What if all organic waste were composted and the end product(depending on pathogen content) made available for landscaping and gardening?

What if every glass, plastic and metal consumer item had a deposit on it, redeemed where it was bought?

What if any financial innovation had to have an environmental impact statement? 

What if this could actually trigger cease and desist orders if discarded waste potential seemed likely?

Quality of life is a factor in sustainability. Hog farms in eastern NC produce such noxious odors that people in nearby farms and communities are driven indoors. Were such an operation set up in say, The Hamptons, it would be quickly shut down.

What if this applied everywhere as a standard of sustainability?

What if no one could ‘waste’ clean, fresh air in the pursuit of profit?

The drive for sustainability must needs be organic-that is, adopted as popular practice and widely accepted before codification into law.

Just as building codes have evolved, through trial and error and occasional catastrophe into relatively sophisticated concepts presided over by experts and continuously updated, so a sustainability code might evolve.

With certain high polluting items wanting immediate action, others might come about more slowly. Composting yard waste, reuse of construction debris, etc. can be adopted as popular practice before codification.

There is a phenomenon called “groundswell”, very potent in our culture. Where it exists, sea changes happen.

When all household trash is sorted into separate bins by end users — saving the cost of municipalities hiring someone to do this after collection-sea change will be well underway.

Sustainability is not a liberal concept-if anything, it’s truly conservative. Conservation of resources is as natural as breathing air — clean air — and the time for NIMBY (not in my back yard!) is long past. 
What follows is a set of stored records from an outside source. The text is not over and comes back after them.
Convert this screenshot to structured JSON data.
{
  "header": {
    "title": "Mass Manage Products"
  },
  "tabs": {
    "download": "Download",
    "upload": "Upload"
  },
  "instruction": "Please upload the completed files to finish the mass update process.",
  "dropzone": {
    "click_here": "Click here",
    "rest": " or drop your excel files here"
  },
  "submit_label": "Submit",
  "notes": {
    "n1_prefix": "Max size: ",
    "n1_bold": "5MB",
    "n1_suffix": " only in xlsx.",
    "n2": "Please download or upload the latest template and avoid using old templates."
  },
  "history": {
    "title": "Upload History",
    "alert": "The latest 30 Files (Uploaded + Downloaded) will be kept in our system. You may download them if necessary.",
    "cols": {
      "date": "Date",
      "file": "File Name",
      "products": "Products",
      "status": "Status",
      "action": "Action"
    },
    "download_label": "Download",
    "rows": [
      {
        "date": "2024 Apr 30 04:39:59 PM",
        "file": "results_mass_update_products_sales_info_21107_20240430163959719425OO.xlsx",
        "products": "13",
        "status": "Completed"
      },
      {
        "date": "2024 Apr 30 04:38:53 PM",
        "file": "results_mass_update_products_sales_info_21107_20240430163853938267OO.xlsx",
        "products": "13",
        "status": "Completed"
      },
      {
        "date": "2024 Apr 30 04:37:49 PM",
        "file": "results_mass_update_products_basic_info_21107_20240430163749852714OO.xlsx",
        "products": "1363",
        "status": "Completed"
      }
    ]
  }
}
My back yard and yours are part of the problem.

The DESIGN CONSUMER: Jeff MacKenzie examines issues of design that citizen consumers use.